## INFORMATION PROVIDED
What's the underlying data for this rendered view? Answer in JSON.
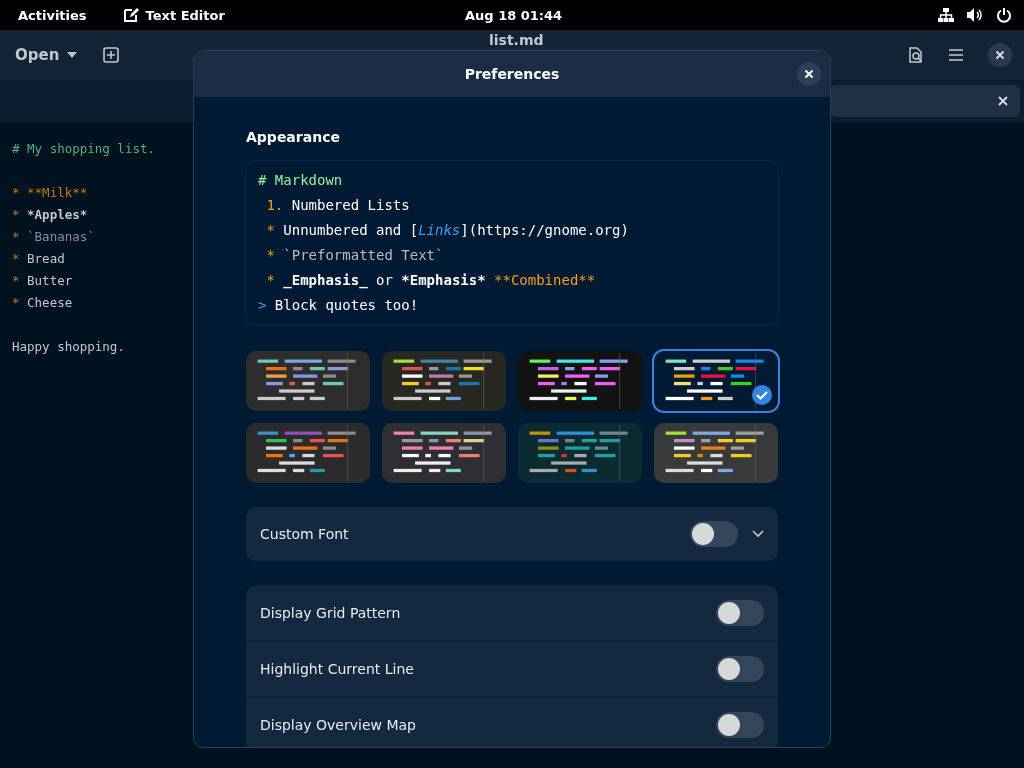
{
  "top_bar": {
    "activities": "Activities",
    "app_name": "Text Editor",
    "clock": "Aug 18  01:44"
  },
  "header": {
    "open_label": "Open",
    "title": "list.md"
  },
  "editor": {
    "paragraphs": [
      {
        "lines": [
          {
            "segments": [
              {
                "kind": "heading",
                "text": "# My shopping list."
              }
            ]
          }
        ]
      },
      {
        "lines": [
          {
            "segments": [
              {
                "kind": "marker",
                "text": "* "
              },
              {
                "kind": "strong",
                "text": "**Milk**"
              }
            ]
          },
          {
            "segments": [
              {
                "kind": "marker",
                "text": "* "
              },
              {
                "kind": "bold",
                "text": "*Apples*"
              }
            ]
          },
          {
            "segments": [
              {
                "kind": "marker",
                "text": "* "
              },
              {
                "kind": "code",
                "text": "`Bananas`"
              }
            ]
          },
          {
            "segments": [
              {
                "kind": "marker",
                "text": "* "
              },
              {
                "kind": "plain",
                "text": "Bread"
              }
            ]
          },
          {
            "segments": [
              {
                "kind": "marker",
                "text": "* "
              },
              {
                "kind": "plain",
                "text": "Butter"
              }
            ]
          },
          {
            "segments": [
              {
                "kind": "marker",
                "text": "* "
              },
              {
                "kind": "plain",
                "text": "Cheese"
              }
            ]
          }
        ]
      },
      {
        "lines": [
          {
            "segments": [
              {
                "kind": "plain",
                "text": "Happy shopping."
              }
            ]
          }
        ]
      }
    ]
  },
  "dialog": {
    "title": "Preferences",
    "section": "Appearance",
    "preview": [
      {
        "segments": [
          {
            "kind": "heading",
            "text": "# Markdown"
          }
        ]
      },
      {
        "segments": [
          {
            "kind": "marker",
            "text": " 1. "
          },
          {
            "kind": "plain",
            "text": "Numbered Lists"
          }
        ]
      },
      {
        "segments": [
          {
            "kind": "marker",
            "text": " * "
          },
          {
            "kind": "plain",
            "text": "Unnumbered and ["
          },
          {
            "kind": "link",
            "text": "Links"
          },
          {
            "kind": "plain",
            "text": "](https://gnome.org)"
          }
        ]
      },
      {
        "segments": [
          {
            "kind": "marker",
            "text": " * "
          },
          {
            "kind": "code",
            "text": "`Preformatted Text`"
          }
        ]
      },
      {
        "segments": [
          {
            "kind": "marker",
            "text": " * "
          },
          {
            "kind": "bold",
            "text": "_Emphasis_"
          },
          {
            "kind": "plain",
            "text": " or "
          },
          {
            "kind": "bold",
            "text": "*Emphasis*"
          },
          {
            "kind": "strong",
            "text": " **Combined**"
          }
        ]
      },
      {
        "segments": [
          {
            "kind": "quote",
            "text": "> "
          },
          {
            "kind": "plain",
            "text": "Block quotes too!"
          }
        ]
      }
    ],
    "schemes": [
      {
        "color": "#2d2d2d",
        "selected": false
      },
      {
        "color": "#272822",
        "selected": false
      },
      {
        "color": "#121212",
        "selected": false
      },
      {
        "color": "#001a33",
        "selected": true
      },
      {
        "color": "#2b2b2b",
        "selected": false
      },
      {
        "color": "#2f2f33",
        "selected": false
      },
      {
        "color": "#0b2b33",
        "selected": false
      },
      {
        "color": "#383a3b",
        "selected": false
      }
    ],
    "custom_font": {
      "label": "Custom Font",
      "on": false,
      "expanded": false
    },
    "toggles": [
      {
        "label": "Display Grid Pattern",
        "on": false
      },
      {
        "label": "Highlight Current Line",
        "on": false
      },
      {
        "label": "Display Overview Map",
        "on": false
      }
    ]
  }
}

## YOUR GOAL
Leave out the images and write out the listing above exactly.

## EXPECTED ANSWER
What's the underlying data for this rendered view? Answer in JSON.
{
  "top_bar": {
    "activities": "Activities",
    "app_name": "Text Editor",
    "clock": "Aug 18  01:44"
  },
  "header": {
    "open_label": "Open",
    "title": "list.md"
  },
  "editor": {
    "paragraphs": [
      {
        "lines": [
          {
            "segments": [
              {
                "kind": "heading",
                "text": "# My shopping list."
              }
            ]
          }
        ]
      },
      {
        "lines": [
          {
            "segments": [
              {
                "kind": "marker",
                "text": "* "
              },
              {
                "kind": "strong",
                "text": "**Milk**"
              }
            ]
          },
          {
            "segments": [
              {
                "kind": "marker",
                "text": "* "
              },
              {
                "kind": "bold",
                "text": "*Apples*"
              }
            ]
          },
          {
            "segments": [
              {
                "kind": "marker",
                "text": "* "
              },
              {
                "kind": "code",
                "text": "`Bananas`"
              }
            ]
          },
          {
            "segments": [
              {
                "kind": "marker",
                "text": "* "
              },
              {
                "kind": "plain",
                "text": "Bread"
              }
            ]
          },
          {
            "segments": [
              {
                "kind": "marker",
                "text": "* "
              },
              {
                "kind": "plain",
                "text": "Butter"
              }
            ]
          },
          {
            "segments": [
              {
                "kind": "marker",
                "text": "* "
              },
              {
                "kind": "plain",
                "text": "Cheese"
              }
            ]
          }
        ]
      },
      {
        "lines": [
          {
            "segments": [
              {
                "kind": "plain",
                "text": "Happy shopping."
              }
            ]
          }
        ]
      }
    ]
  },
  "dialog": {
    "title": "Preferences",
    "section": "Appearance",
    "preview": [
      {
        "segments": [
          {
            "kind": "heading",
            "text": "# Markdown"
          }
        ]
      },
      {
        "segments": [
          {
            "kind": "marker",
            "text": " 1. "
          },
          {
            "kind": "plain",
            "text": "Numbered Lists"
          }
        ]
      },
      {
        "segments": [
          {
            "kind": "marker",
            "text": " * "
          },
          {
            "kind": "plain",
            "text": "Unnumbered and ["
          },
          {
            "kind": "link",
            "text": "Links"
          },
          {
            "kind": "plain",
            "text": "](https://gnome.org)"
          }
        ]
      },
      {
        "segments": [
          {
            "kind": "marker",
            "text": " * "
          },
          {
            "kind": "code",
            "text": "`Preformatted Text`"
          }
        ]
      },
      {
        "segments": [
          {
            "kind": "marker",
            "text": " * "
          },
          {
            "kind": "bold",
            "text": "_Emphasis_"
          },
          {
            "kind": "plain",
            "text": " or "
          },
          {
            "kind": "bold",
            "text": "*Emphasis*"
          },
          {
            "kind": "strong",
            "text": " **Combined**"
          }
        ]
      },
      {
        "segments": [
          {
            "kind": "quote",
            "text": "> "
          },
          {
            "kind": "plain",
            "text": "Block quotes too!"
          }
        ]
      }
    ],
    "schemes": [
      {
        "color": "#2d2d2d",
        "selected": false
      },
      {
        "color": "#272822",
        "selected": false
      },
      {
        "color": "#121212",
        "selected": false
      },
      {
        "color": "#001a33",
        "selected": true
      },
      {
        "color": "#2b2b2b",
        "selected": false
      },
      {
        "color": "#2f2f33",
        "selected": false
      },
      {
        "color": "#0b2b33",
        "selected": false
      },
      {
        "color": "#383a3b",
        "selected": false
      }
    ],
    "custom_font": {
      "label": "Custom Font",
      "on": false,
      "expanded": false
    },
    "toggles": [
      {
        "label": "Display Grid Pattern",
        "on": false
      },
      {
        "label": "Highlight Current Line",
        "on": false
      },
      {
        "label": "Display Overview Map",
        "on": false
      }
    ]
  }
}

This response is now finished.